The best way to prevent patella luxation is to feed your Pomeranian a well-balanced diet and provide daily exercise.

2. Hypothyroidism

Hypothyroidism occurs when your Pomeranian’s typhoid glands fail to produce enough thyroxine, leading to weight gain, dry skin, constipation, hair thinning, depression, and many other symptoms.

pomeranian dog lying on the floor
Image Credit: EugeneEdge, Shutterstock

3. Tracheal Collapse

Tracheal Collapse occurs when the cartilage that makes up the trachea, or windpipe, deteriorates. If this cartilage deteriorates too far, it can collapse, leading to your dog’s trachea falling in on itself and becoming narrower. This makes breathing very difficult and causes coughing. This commonly occurs because of genetic disposition but can be caused by an overly tight collar pushing on the trachea.

In extreme cases, tracheal collapse can require surgery. If the cause is genetic, there’s nothing you can do to prevent it, but if your dog isn’t genetically predisposed, using a harness instead of a collar while walking them is a great way to ensure nothing is pushing on the trachea.

4. Idiopathic Epilepsy

Pomeranians tend to suffer from epilepsy and seizures. The difference is that if it happens once or twice, it’s a seizure; if it happens often, it’s epilepsy. A head injury, water on the brain, and severe low blood sugar can cause idiopathic epilepsy. Pomeranians are sometimes handled like toys and get dropped off a high bed or chair, which can result in a head injury.

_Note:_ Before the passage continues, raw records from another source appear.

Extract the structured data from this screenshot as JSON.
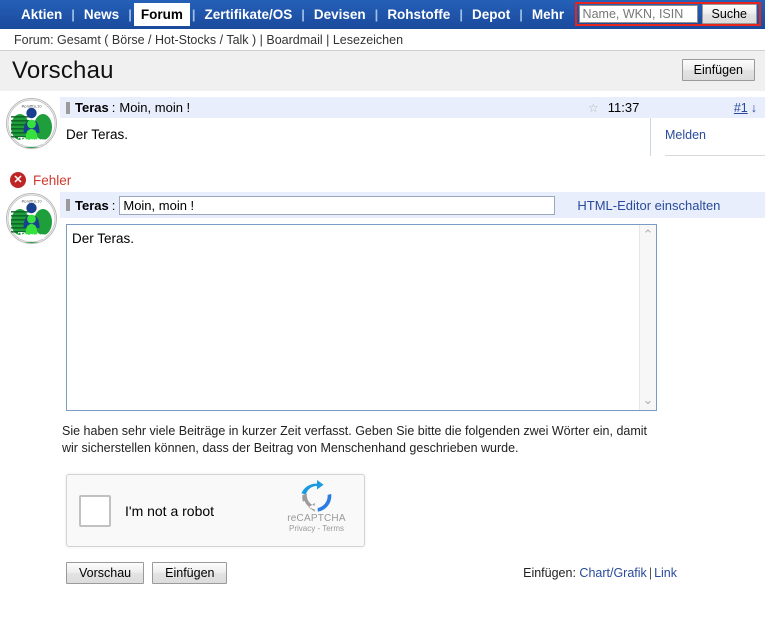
{
  "nav": {
    "items": [
      {
        "label": "Aktien",
        "active": false
      },
      {
        "label": "News",
        "active": false
      },
      {
        "label": "Forum",
        "active": true
      },
      {
        "label": "Zertifikate/OS",
        "active": false
      },
      {
        "label": "Devisen",
        "active": false
      },
      {
        "label": "Rohstoffe",
        "active": false
      },
      {
        "label": "Depot",
        "active": false
      },
      {
        "label": "Mehr",
        "active": false
      }
    ],
    "separator": "|",
    "search": {
      "placeholder": "Name, WKN, ISIN",
      "value": "",
      "button_label": "Suche",
      "highlight_color": "#e8241f"
    }
  },
  "breadcrumb": {
    "text": "Forum: Gesamt ( Börse / Hot-Stocks / Talk ) | Boardmail | Lesezeichen"
  },
  "titlebar": {
    "title": "Vorschau",
    "insert_label": "Einfügen"
  },
  "preview_post": {
    "avatar_name": "Teras",
    "username": "Teras",
    "separator": ":",
    "subject": "Moin, moin !",
    "star_icon": "☆",
    "time": "11:37",
    "post_number": "#1",
    "down_arrow": "↓",
    "body": "Der Teras.",
    "report_link": "Melden"
  },
  "error": {
    "icon": "✕",
    "text": "Fehler"
  },
  "edit_form": {
    "username": "Teras",
    "separator": ":",
    "subject_value": "Moin, moin !",
    "subject_placeholder": "",
    "html_editor_link": "HTML-Editor einschalten",
    "body_value": "Der Teras.",
    "scroll_up": "⌃",
    "scroll_down": "⌄",
    "hint": "Sie haben sehr viele Beiträge in kurzer Zeit verfasst. Geben Sie bitte die folgenden zwei Wörter ein, damit wir sicherstellen können, dass der Beitrag von Menschenhand geschrieben wurde."
  },
  "captcha": {
    "label": "I'm not a robot",
    "brand": "reCAPTCHA",
    "terms": "Privacy - Terms",
    "checked": false
  },
  "footer": {
    "preview_label": "Vorschau",
    "insert_label": "Einfügen",
    "insert_prefix": "Einfügen:",
    "chart_link": "Chart/Grafik",
    "link_sep": "|",
    "link_link": "Link"
  }
}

The best way to prevent this is to keep them away from high areas and things they can bump their heads on.

vet examining pomeranian puppy
Image Credit: mrmohock, Shutterstock

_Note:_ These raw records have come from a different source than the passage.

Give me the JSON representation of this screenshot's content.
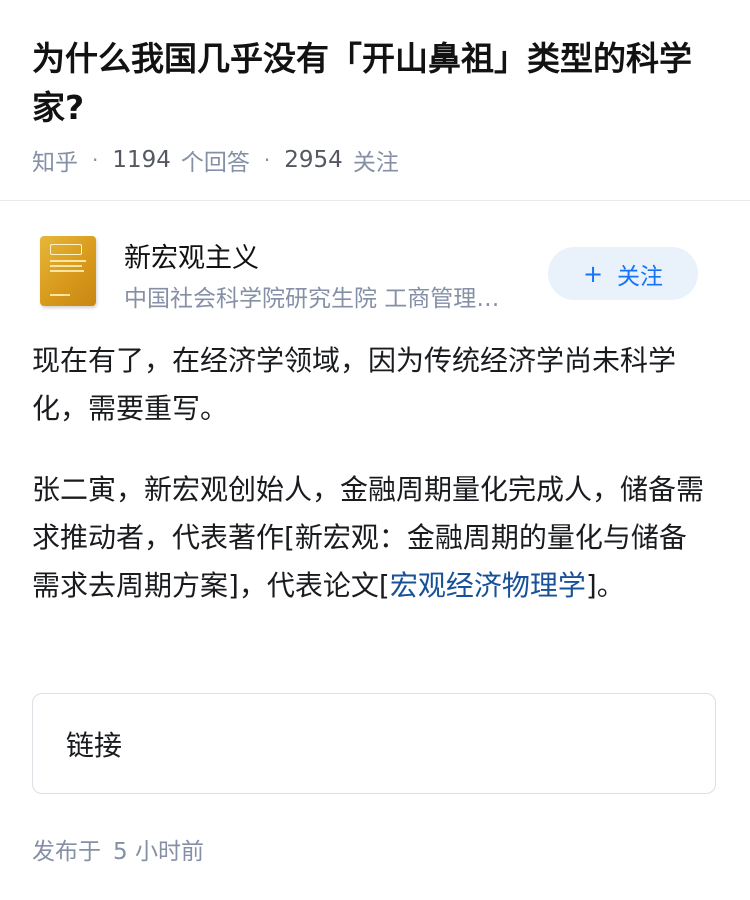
{
  "question": {
    "title": "为什么我国几乎没有「开山鼻祖」类型的科学家?",
    "source": "知乎",
    "separator": "·",
    "answer_count": "1194",
    "answer_label": "个回答",
    "follower_count": "2954",
    "follower_label": "关注"
  },
  "author": {
    "avatar_icon": "book-cover-avatar",
    "name": "新宏观主义",
    "headline": "中国社会科学院研究生院 工商管理硕士",
    "follow_plus": "+",
    "follow_label": "关注"
  },
  "answer": {
    "paragraph1": "现在有了，在经济学领域，因为传统经济学尚未科学化，需要重写。",
    "paragraph2_prefix": "张二寅，新宏观创始人，金融周期量化完成人，储备需求推动者，代表著作[新宏观：金融周期的量化与储备需求去周期方案]，代表论文[",
    "paragraph2_link": "宏观经济物理学",
    "paragraph2_suffix": "]。",
    "link_card_label": "链接"
  },
  "footer": {
    "publish_prefix": "发布于",
    "publish_time": "5 小时前"
  },
  "colors": {
    "title": "#121212",
    "meta": "#8590a6",
    "accent": "#1772f6",
    "link": "#175199",
    "follow_bg": "#e9f1fb"
  }
}
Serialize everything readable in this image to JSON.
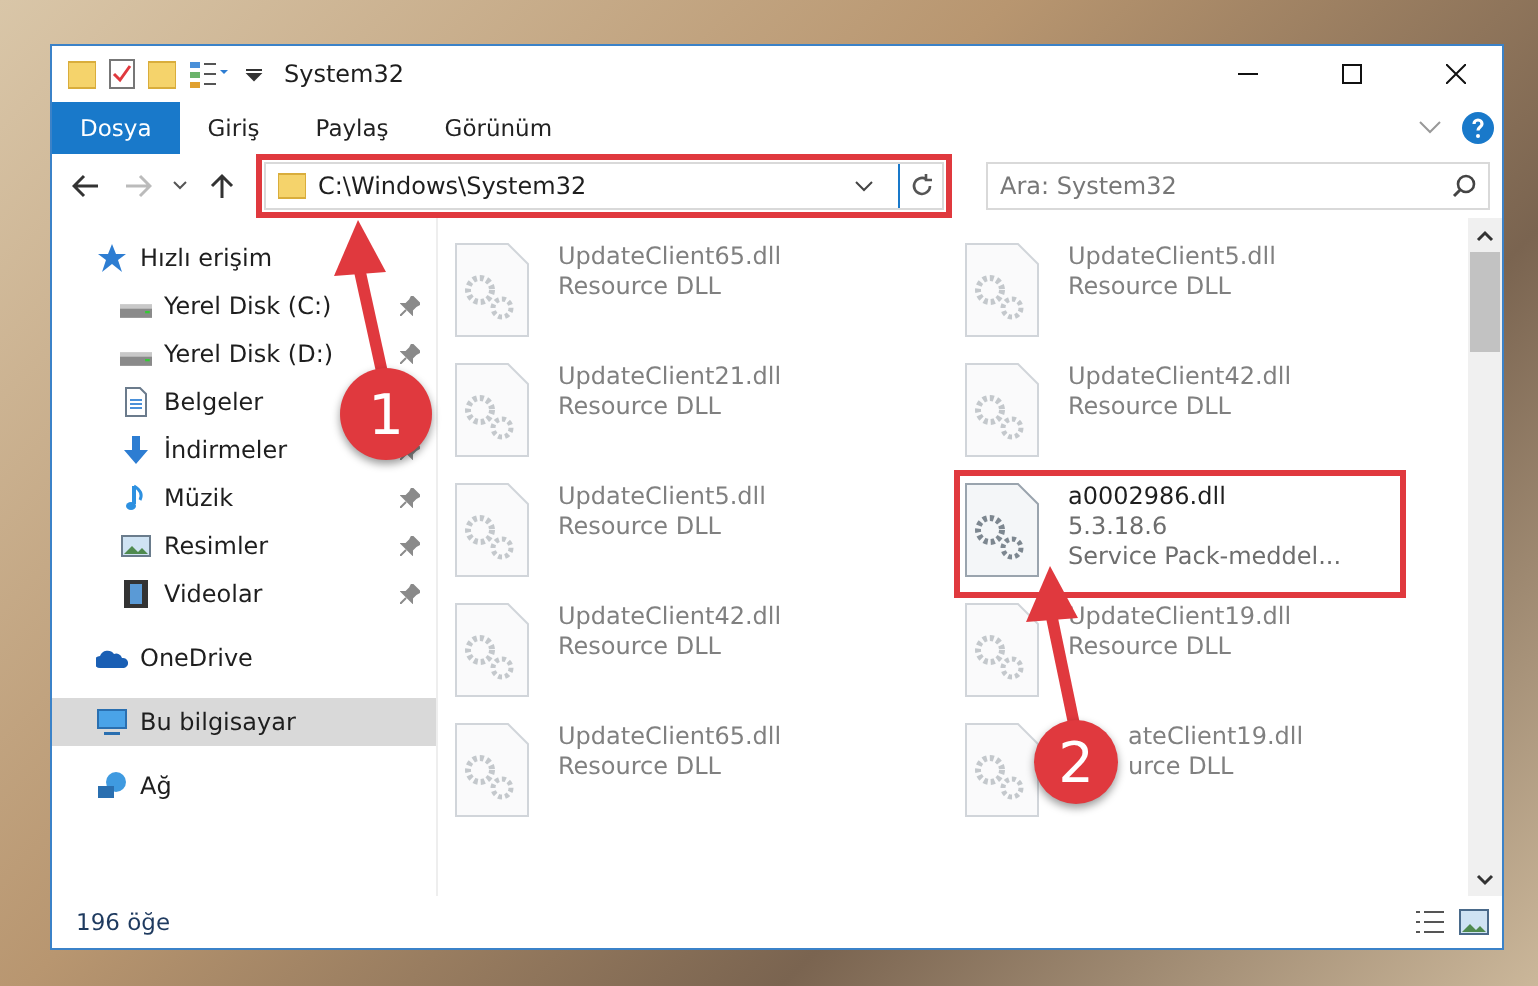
{
  "window": {
    "title": "System32"
  },
  "ribbon_tabs": [
    {
      "label": "Dosya",
      "selected": true
    },
    {
      "label": "Giriş",
      "selected": false
    },
    {
      "label": "Paylaş",
      "selected": false
    },
    {
      "label": "Görünüm",
      "selected": false
    }
  ],
  "address_bar": {
    "path": "C:\\Windows\\System32",
    "highlighted": true
  },
  "search": {
    "placeholder": "Ara: System32"
  },
  "navigation": [
    {
      "label": "Hızlı erişim",
      "kind": "star",
      "selected": false,
      "children": [
        {
          "label": "Yerel Disk (C:)",
          "kind": "drive",
          "pinned": true
        },
        {
          "label": "Yerel Disk (D:)",
          "kind": "drive",
          "pinned": true
        },
        {
          "label": "Belgeler",
          "kind": "document"
        },
        {
          "label": "İndirmeler",
          "kind": "download",
          "pinned": true
        },
        {
          "label": "Müzik",
          "kind": "music",
          "pinned": true
        },
        {
          "label": "Resimler",
          "kind": "picture",
          "pinned": true
        },
        {
          "label": "Videolar",
          "kind": "video",
          "pinned": true
        }
      ]
    },
    {
      "label": "OneDrive",
      "kind": "cloud",
      "selected": false
    },
    {
      "label": "Bu bilgisayar",
      "kind": "computer",
      "selected": true
    },
    {
      "label": "Ağ",
      "kind": "network",
      "selected": false
    }
  ],
  "files": [
    {
      "name": "UpdateClient65.dll",
      "details": [
        "Resource DLL"
      ],
      "blurred": true,
      "highlighted": false
    },
    {
      "name": "UpdateClient5.dll",
      "details": [
        "Resource DLL"
      ],
      "blurred": true,
      "highlighted": false
    },
    {
      "name": "UpdateClient21.dll",
      "details": [
        "Resource DLL"
      ],
      "blurred": true,
      "highlighted": false
    },
    {
      "name": "UpdateClient42.dll",
      "details": [
        "Resource DLL"
      ],
      "blurred": true,
      "highlighted": false
    },
    {
      "name": "UpdateClient5.dll",
      "details": [
        "Resource DLL"
      ],
      "blurred": true,
      "highlighted": false
    },
    {
      "name": "a0002986.dll",
      "details": [
        "5.3.18.6",
        "Service Pack-meddel..."
      ],
      "blurred": false,
      "highlighted": true
    },
    {
      "name": "UpdateClient42.dll",
      "details": [
        "Resource DLL"
      ],
      "blurred": true,
      "highlighted": false
    },
    {
      "name": "UpdateClient19.dll",
      "details": [
        "Resource DLL"
      ],
      "blurred": true,
      "highlighted": false
    },
    {
      "name": "UpdateClient65.dll",
      "details": [
        "Resource DLL"
      ],
      "blurred": true,
      "highlighted": false
    },
    {
      "name": "ateClient19.dll",
      "details": [
        "urce DLL"
      ],
      "blurred": true,
      "highlighted": false,
      "covered": true
    }
  ],
  "status_bar": {
    "item_count": "196 öğe"
  },
  "callouts": [
    {
      "number": "1"
    },
    {
      "number": "2"
    }
  ]
}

5. Cushing’s Disease

Cushing’s Disease is caused by excessive stress and anxiety and leads to the overproduction of cortisol, eventually leading to a tumor. Some signs of Cushing’s Disease include skin problems, a large appetite, and frequent thirst and urination. Cushing’s Disease can not be prevented, so if you notice any of these signs, get your Pom to a vet immediately.

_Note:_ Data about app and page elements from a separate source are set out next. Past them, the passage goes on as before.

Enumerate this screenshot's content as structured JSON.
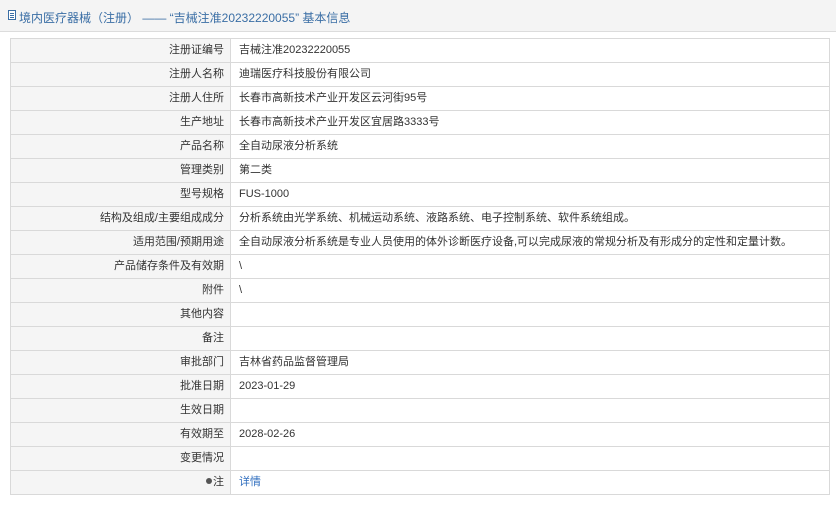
{
  "header": {
    "title": "境内医疗器械（注册） —— “吉械注准20232220055” 基本信息"
  },
  "rows": [
    {
      "label": "注册证编号",
      "value": "吉械注准20232220055"
    },
    {
      "label": "注册人名称",
      "value": "迪瑞医疗科技股份有限公司"
    },
    {
      "label": "注册人住所",
      "value": "长春市高新技术产业开发区云河街95号"
    },
    {
      "label": "生产地址",
      "value": "长春市高新技术产业开发区宜居路3333号"
    },
    {
      "label": "产品名称",
      "value": "全自动尿液分析系统"
    },
    {
      "label": "管理类别",
      "value": "第二类"
    },
    {
      "label": "型号规格",
      "value": "FUS-1000"
    },
    {
      "label": "结构及组成/主要组成成分",
      "value": "分析系统由光学系统、机械运动系统、液路系统、电子控制系统、软件系统组成。"
    },
    {
      "label": "适用范围/预期用途",
      "value": "全自动尿液分析系统是专业人员使用的体外诊断医疗设备,可以完成尿液的常规分析及有形成分的定性和定量计数。"
    },
    {
      "label": "产品储存条件及有效期",
      "value": "\\"
    },
    {
      "label": "附件",
      "value": "\\"
    },
    {
      "label": "其他内容",
      "value": ""
    },
    {
      "label": "备注",
      "value": ""
    },
    {
      "label": "审批部门",
      "value": "吉林省药品监督管理局"
    },
    {
      "label": "批准日期",
      "value": "2023-01-29"
    },
    {
      "label": "生效日期",
      "value": ""
    },
    {
      "label": "有效期至",
      "value": "2028-02-26"
    },
    {
      "label": "变更情况",
      "value": ""
    }
  ],
  "note": {
    "label": "注",
    "link": "详情",
    "icon": "pin-icon"
  }
}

Other health problems your Pomeranian could develop include heart disease, severe hair loss, cataracts, and idiopathic hypoglycemia. It’s essential to ensure your Pom regularly visits their vet and that you do everything possible to keep them healthy and happy.

Divider 2


Who doesn’t love a Pomeranian? While the Teddy Bear Pomeranian can be a yappy little creature, its tiny body, adorable face, and teddy-bear appearance will likely win you over. If you’re considering adopting one of these tiny dogs, make sure you’re aware of the health conditions the dog is predisposed to develop. If you see any signs of the previous conditions in your Teddy Bear Pomeranian, take your pup to the vet. With routine checkups, a healthy diet, and a loving family, the Teddy Bear Pomeranian can provide several years of love and companionship.

See also:

Featured Image Credit: Varvara Serebrova, Shutterstock

Related Articles

Further Reading

Vet Articles

Latest Vet Answers

The latest veterinarians' answers to questions from our database